She has survived five assassination attempts, been suspended from parliament and forced into hiding, but Joya refuses to be silent
Published on TIMES online, (from The Sunday Times), July 5, 2009.
My father always said he could spot me in any crowd of women wearing burqas because I walk like a penguin. You have no peripheral vision because of the netting in front of your eyes — and it’s hot and suffocating under there.
The most useful thing about these long blue robes is that you can hide schoolbooks and other forbidden objects beneath them. Under the Taliban I also appreciated the anonymity of the burqa when I had to walk to and from the illicit lessons I gave for girls. Today, however, I don’t feel safe under the thickest veil, even though I have armed guards. My visitors are searched for weapons and even the flowers at my wedding had to be checked for bombs.
I was driving through Kabul not long ago when a friend and I decided to stop for ice-cream. I thought I’d be safe uncovering myself for just a few minutes to enjoy it. “You are Malalai Joya, right?” said one of the customers almost immediately. My friend and I had to eat up quickly and leave. You never know who’ll make a telephone call …
… After four days, I finally got my chance to address the gathering. Because I’m only 5ft tall, an official lowered the microphone. I spoke as rapidly as I could and directly from my heart: “My criticism of all my compatriots is why you are allowing the legitimacy and legality of this loya jirga to come into question due to the presence of those criminals who have brought our country to this state … They are responsible for our situation now.”
Many in the huge tent where we were meeting applauded, but most of the warlords glowered at me with faces as hard as stone. I went on: “It is they who turned our country into the centre of national and international wars.

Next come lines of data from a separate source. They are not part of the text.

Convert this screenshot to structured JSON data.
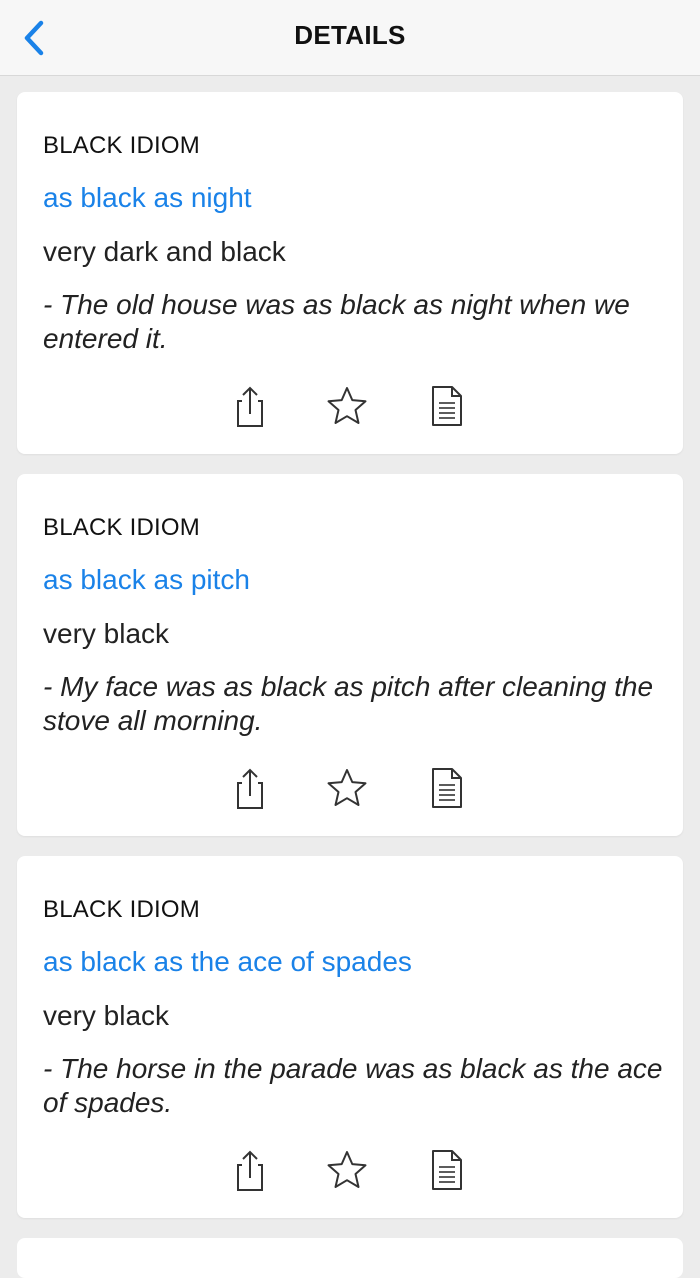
{
  "header": {
    "title": "DETAILS",
    "back_icon": "chevron-left-icon"
  },
  "colors": {
    "accent": "#1a82e8",
    "background": "#ececec",
    "card": "#ffffff"
  },
  "cards": [
    {
      "category": "BLACK IDIOM",
      "idiom": "as black as night",
      "meaning": "very dark and black",
      "example": "- The old house was as black as night when we entered it."
    },
    {
      "category": "BLACK IDIOM",
      "idiom": "as black as pitch",
      "meaning": "very black",
      "example": "- My face was as black as pitch after cleaning the stove all morning."
    },
    {
      "category": "BLACK IDIOM",
      "idiom": "as black as the ace of spades",
      "meaning": "very black",
      "example": "- The horse in the parade was as black as the ace of spades."
    }
  ],
  "actions": [
    "share-icon",
    "star-icon",
    "document-icon"
  ]
}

They are the most anti-women elements in our society who brought our country to this state and they intend to do the same again.”

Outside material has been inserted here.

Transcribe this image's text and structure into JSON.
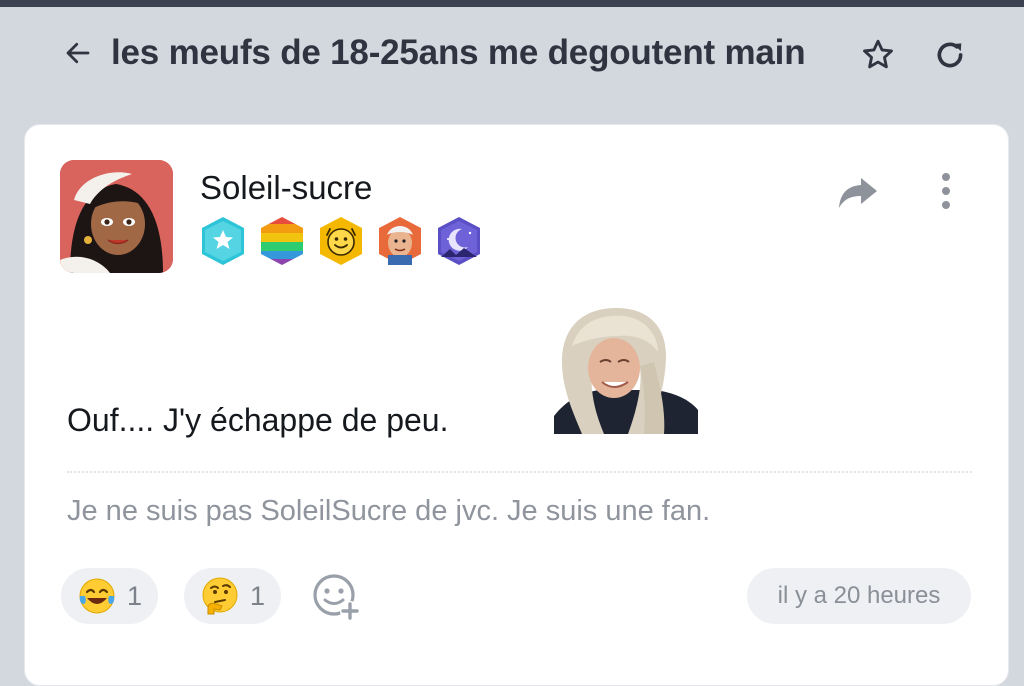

By now a number of the warlords were on their feet, yelling and shaking their fists in my direction.
“They should be prosecuted in the national and international courts,” I said. Then, suddenly, I could no longer hear my voice echoing over the PA system: the chairman had cut off my microphone.
There was an enormous commotion, with angry men lurching in my direction. One of the female delegates started shouting: “Take the pants off this prostitute and tie them on her head!” In the midst of the pandemonium, a widow called Ayeesha grabbed me and shielded me with her body. She knew the depravities of which these angry men were capable.
My supporters and a group of United Nations facilitators huddled around me, arms locked, to protect me as they escorted me through the mob that was still screaming insults and threats. That night, a group of people came looking for me at the university residence where I was staying. Carrying sticks and screaming insults, they demanded: “Where is that prostitute girl? When we find her, we will rape her and kill her!”
Subsequently there were several attempts to kill me. A huge roadside bomb, for example, exploded just ahead of my car, spattering debris onto its roof. Once, a man who claimed to be one of my former bodyguards asked to see me after I’d delivered a speech — but was found to have a concealed pistol … (full long text).